*** Opening of DATASET RECORDS ***
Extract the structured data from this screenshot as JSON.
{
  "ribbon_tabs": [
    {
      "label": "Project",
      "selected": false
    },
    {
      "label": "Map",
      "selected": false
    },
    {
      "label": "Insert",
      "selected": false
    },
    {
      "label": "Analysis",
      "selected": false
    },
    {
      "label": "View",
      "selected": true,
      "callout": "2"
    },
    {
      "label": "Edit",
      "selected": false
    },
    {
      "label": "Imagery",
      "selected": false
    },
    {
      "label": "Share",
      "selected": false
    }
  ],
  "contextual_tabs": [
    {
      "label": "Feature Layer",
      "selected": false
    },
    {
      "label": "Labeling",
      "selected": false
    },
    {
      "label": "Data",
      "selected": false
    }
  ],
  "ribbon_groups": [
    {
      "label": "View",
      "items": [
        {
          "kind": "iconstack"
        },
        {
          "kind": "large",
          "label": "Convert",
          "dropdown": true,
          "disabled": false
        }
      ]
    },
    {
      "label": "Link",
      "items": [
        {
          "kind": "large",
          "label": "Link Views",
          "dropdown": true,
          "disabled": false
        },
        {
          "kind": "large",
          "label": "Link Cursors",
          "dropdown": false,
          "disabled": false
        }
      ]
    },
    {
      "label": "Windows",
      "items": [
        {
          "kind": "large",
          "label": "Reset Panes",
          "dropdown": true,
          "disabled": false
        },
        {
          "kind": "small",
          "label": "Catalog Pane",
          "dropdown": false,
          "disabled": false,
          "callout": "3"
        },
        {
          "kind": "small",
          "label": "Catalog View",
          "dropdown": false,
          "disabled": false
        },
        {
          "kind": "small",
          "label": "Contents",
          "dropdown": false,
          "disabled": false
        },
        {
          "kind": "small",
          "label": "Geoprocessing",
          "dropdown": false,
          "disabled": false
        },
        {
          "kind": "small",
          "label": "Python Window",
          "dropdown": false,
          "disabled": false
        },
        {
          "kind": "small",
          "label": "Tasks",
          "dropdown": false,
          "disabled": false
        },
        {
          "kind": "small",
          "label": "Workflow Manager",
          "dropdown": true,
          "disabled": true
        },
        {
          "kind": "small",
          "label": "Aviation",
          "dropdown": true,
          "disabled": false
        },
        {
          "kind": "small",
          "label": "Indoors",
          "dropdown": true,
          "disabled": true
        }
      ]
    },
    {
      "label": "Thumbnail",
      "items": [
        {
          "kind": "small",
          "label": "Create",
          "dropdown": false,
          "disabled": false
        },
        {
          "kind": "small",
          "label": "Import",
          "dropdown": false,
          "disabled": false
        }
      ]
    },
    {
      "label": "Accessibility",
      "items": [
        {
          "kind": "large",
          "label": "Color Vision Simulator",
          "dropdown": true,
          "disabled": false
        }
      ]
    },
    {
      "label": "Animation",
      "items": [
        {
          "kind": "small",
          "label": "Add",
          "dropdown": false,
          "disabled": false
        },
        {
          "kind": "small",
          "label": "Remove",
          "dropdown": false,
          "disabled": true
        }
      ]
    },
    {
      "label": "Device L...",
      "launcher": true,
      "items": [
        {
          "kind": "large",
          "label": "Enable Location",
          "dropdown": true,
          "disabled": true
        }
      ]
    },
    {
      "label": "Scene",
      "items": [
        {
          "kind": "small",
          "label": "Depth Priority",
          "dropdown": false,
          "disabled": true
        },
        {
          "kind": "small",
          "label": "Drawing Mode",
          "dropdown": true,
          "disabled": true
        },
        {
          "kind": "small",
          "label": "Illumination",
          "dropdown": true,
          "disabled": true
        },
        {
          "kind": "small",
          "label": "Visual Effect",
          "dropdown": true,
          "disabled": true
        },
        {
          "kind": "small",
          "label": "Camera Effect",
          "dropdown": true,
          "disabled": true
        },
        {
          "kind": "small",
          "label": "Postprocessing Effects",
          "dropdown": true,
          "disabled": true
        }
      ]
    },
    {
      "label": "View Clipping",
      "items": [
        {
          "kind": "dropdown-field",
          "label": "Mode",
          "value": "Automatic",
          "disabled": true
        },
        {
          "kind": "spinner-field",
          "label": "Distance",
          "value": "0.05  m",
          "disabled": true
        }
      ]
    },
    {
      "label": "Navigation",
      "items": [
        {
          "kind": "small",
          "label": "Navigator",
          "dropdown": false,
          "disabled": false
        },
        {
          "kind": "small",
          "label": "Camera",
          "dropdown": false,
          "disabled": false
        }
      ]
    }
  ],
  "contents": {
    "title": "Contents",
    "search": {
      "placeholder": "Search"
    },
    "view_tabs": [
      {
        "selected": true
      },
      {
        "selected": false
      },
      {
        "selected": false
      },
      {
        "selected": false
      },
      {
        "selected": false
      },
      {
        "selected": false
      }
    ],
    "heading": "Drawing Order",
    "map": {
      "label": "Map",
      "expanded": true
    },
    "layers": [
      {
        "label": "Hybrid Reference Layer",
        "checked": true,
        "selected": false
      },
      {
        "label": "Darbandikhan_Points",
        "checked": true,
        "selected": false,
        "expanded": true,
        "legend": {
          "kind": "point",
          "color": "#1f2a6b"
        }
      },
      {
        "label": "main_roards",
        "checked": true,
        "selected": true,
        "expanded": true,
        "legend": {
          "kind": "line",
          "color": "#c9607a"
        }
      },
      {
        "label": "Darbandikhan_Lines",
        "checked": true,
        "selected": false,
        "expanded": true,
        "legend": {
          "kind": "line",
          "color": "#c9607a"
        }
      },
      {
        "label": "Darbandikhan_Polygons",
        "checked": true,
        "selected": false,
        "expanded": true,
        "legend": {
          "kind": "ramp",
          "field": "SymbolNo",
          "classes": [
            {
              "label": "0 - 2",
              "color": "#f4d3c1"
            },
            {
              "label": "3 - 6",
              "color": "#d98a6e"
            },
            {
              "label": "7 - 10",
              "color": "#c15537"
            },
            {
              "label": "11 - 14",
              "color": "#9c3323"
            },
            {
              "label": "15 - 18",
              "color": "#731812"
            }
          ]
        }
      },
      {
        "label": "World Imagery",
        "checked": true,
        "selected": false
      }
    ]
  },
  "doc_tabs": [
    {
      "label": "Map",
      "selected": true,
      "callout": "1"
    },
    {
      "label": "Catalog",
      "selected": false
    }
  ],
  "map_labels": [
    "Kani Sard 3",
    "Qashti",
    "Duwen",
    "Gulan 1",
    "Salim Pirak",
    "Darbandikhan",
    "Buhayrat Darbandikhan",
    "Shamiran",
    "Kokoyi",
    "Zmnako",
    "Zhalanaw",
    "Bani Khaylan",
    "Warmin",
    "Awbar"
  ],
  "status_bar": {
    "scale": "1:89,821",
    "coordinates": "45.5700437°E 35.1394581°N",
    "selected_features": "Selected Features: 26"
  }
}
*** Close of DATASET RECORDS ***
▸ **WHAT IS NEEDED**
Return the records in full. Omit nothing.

▸ **EXERCISE SOLUTION**
Extract the structured data from this screenshot as JSON.
{
  "ribbon_tabs": [
    {
      "label": "Project",
      "selected": false
    },
    {
      "label": "Map",
      "selected": false
    },
    {
      "label": "Insert",
      "selected": false
    },
    {
      "label": "Analysis",
      "selected": false
    },
    {
      "label": "View",
      "selected": true,
      "callout": "2"
    },
    {
      "label": "Edit",
      "selected": false
    },
    {
      "label": "Imagery",
      "selected": false
    },
    {
      "label": "Share",
      "selected": false
    }
  ],
  "contextual_tabs": [
    {
      "label": "Feature Layer",
      "selected": false
    },
    {
      "label": "Labeling",
      "selected": false
    },
    {
      "label": "Data",
      "selected": false
    }
  ],
  "ribbon_groups": [
    {
      "label": "View",
      "items": [
        {
          "kind": "iconstack"
        },
        {
          "kind": "large",
          "label": "Convert",
          "dropdown": true,
          "disabled": false
        }
      ]
    },
    {
      "label": "Link",
      "items": [
        {
          "kind": "large",
          "label": "Link Views",
          "dropdown": true,
          "disabled": false
        },
        {
          "kind": "large",
          "label": "Link Cursors",
          "dropdown": false,
          "disabled": false
        }
      ]
    },
    {
      "label": "Windows",
      "items": [
        {
          "kind": "large",
          "label": "Reset Panes",
          "dropdown": true,
          "disabled": false
        },
        {
          "kind": "small",
          "label": "Catalog Pane",
          "dropdown": false,
          "disabled": false,
          "callout": "3"
        },
        {
          "kind": "small",
          "label": "Catalog View",
          "dropdown": false,
          "disabled": false
        },
        {
          "kind": "small",
          "label": "Contents",
          "dropdown": false,
          "disabled": false
        },
        {
          "kind": "small",
          "label": "Geoprocessing",
          "dropdown": false,
          "disabled": false
        },
        {
          "kind": "small",
          "label": "Python Window",
          "dropdown": false,
          "disabled": false
        },
        {
          "kind": "small",
          "label": "Tasks",
          "dropdown": false,
          "disabled": false
        },
        {
          "kind": "small",
          "label": "Workflow Manager",
          "dropdown": true,
          "disabled": true
        },
        {
          "kind": "small",
          "label": "Aviation",
          "dropdown": true,
          "disabled": false
        },
        {
          "kind": "small",
          "label": "Indoors",
          "dropdown": true,
          "disabled": true
        }
      ]
    },
    {
      "label": "Thumbnail",
      "items": [
        {
          "kind": "small",
          "label": "Create",
          "dropdown": false,
          "disabled": false
        },
        {
          "kind": "small",
          "label": "Import",
          "dropdown": false,
          "disabled": false
        }
      ]
    },
    {
      "label": "Accessibility",
      "items": [
        {
          "kind": "large",
          "label": "Color Vision Simulator",
          "dropdown": true,
          "disabled": false
        }
      ]
    },
    {
      "label": "Animation",
      "items": [
        {
          "kind": "small",
          "label": "Add",
          "dropdown": false,
          "disabled": false
        },
        {
          "kind": "small",
          "label": "Remove",
          "dropdown": false,
          "disabled": true
        }
      ]
    },
    {
      "label": "Device L...",
      "launcher": true,
      "items": [
        {
          "kind": "large",
          "label": "Enable Location",
          "dropdown": true,
          "disabled": true
        }
      ]
    },
    {
      "label": "Scene",
      "items": [
        {
          "kind": "small",
          "label": "Depth Priority",
          "dropdown": false,
          "disabled": true
        },
        {
          "kind": "small",
          "label": "Drawing Mode",
          "dropdown": true,
          "disabled": true
        },
        {
          "kind": "small",
          "label": "Illumination",
          "dropdown": true,
          "disabled": true
        },
        {
          "kind": "small",
          "label": "Visual Effect",
          "dropdown": true,
          "disabled": true
        },
        {
          "kind": "small",
          "label": "Camera Effect",
          "dropdown": true,
          "disabled": true
        },
        {
          "kind": "small",
          "label": "Postprocessing Effects",
          "dropdown": true,
          "disabled": true
        }
      ]
    },
    {
      "label": "View Clipping",
      "items": [
        {
          "kind": "dropdown-field",
          "label": "Mode",
          "value": "Automatic",
          "disabled": true
        },
        {
          "kind": "spinner-field",
          "label": "Distance",
          "value": "0.05  m",
          "disabled": true
        }
      ]
    },
    {
      "label": "Navigation",
      "items": [
        {
          "kind": "small",
          "label": "Navigator",
          "dropdown": false,
          "disabled": false
        },
        {
          "kind": "small",
          "label": "Camera",
          "dropdown": false,
          "disabled": false
        }
      ]
    }
  ],
  "contents": {
    "title": "Contents",
    "search": {
      "placeholder": "Search"
    },
    "view_tabs": [
      {
        "selected": true
      },
      {
        "selected": false
      },
      {
        "selected": false
      },
      {
        "selected": false
      },
      {
        "selected": false
      },
      {
        "selected": false
      }
    ],
    "heading": "Drawing Order",
    "map": {
      "label": "Map",
      "expanded": true
    },
    "layers": [
      {
        "label": "Hybrid Reference Layer",
        "checked": true,
        "selected": false
      },
      {
        "label": "Darbandikhan_Points",
        "checked": true,
        "selected": false,
        "expanded": true,
        "legend": {
          "kind": "point",
          "color": "#1f2a6b"
        }
      },
      {
        "label": "main_roards",
        "checked": true,
        "selected": true,
        "expanded": true,
        "legend": {
          "kind": "line",
          "color": "#c9607a"
        }
      },
      {
        "label": "Darbandikhan_Lines",
        "checked": true,
        "selected": false,
        "expanded": true,
        "legend": {
          "kind": "line",
          "color": "#c9607a"
        }
      },
      {
        "label": "Darbandikhan_Polygons",
        "checked": true,
        "selected": false,
        "expanded": true,
        "legend": {
          "kind": "ramp",
          "field": "SymbolNo",
          "classes": [
            {
              "label": "0 - 2",
              "color": "#f4d3c1"
            },
            {
              "label": "3 - 6",
              "color": "#d98a6e"
            },
            {
              "label": "7 - 10",
              "color": "#c15537"
            },
            {
              "label": "11 - 14",
              "color": "#9c3323"
            },
            {
              "label": "15 - 18",
              "color": "#731812"
            }
          ]
        }
      },
      {
        "label": "World Imagery",
        "checked": true,
        "selected": false
      }
    ]
  },
  "doc_tabs": [
    {
      "label": "Map",
      "selected": true,
      "callout": "1"
    },
    {
      "label": "Catalog",
      "selected": false
    }
  ],
  "map_labels": [
    "Kani Sard 3",
    "Qashti",
    "Duwen",
    "Gulan 1",
    "Salim Pirak",
    "Darbandikhan",
    "Buhayrat Darbandikhan",
    "Shamiran",
    "Kokoyi",
    "Zmnako",
    "Zhalanaw",
    "Bani Khaylan",
    "Warmin",
    "Awbar"
  ],
  "status_bar": {
    "scale": "1:89,821",
    "coordinates": "45.5700437°E 35.1394581°N",
    "selected_features": "Selected Features: 26"
  }
}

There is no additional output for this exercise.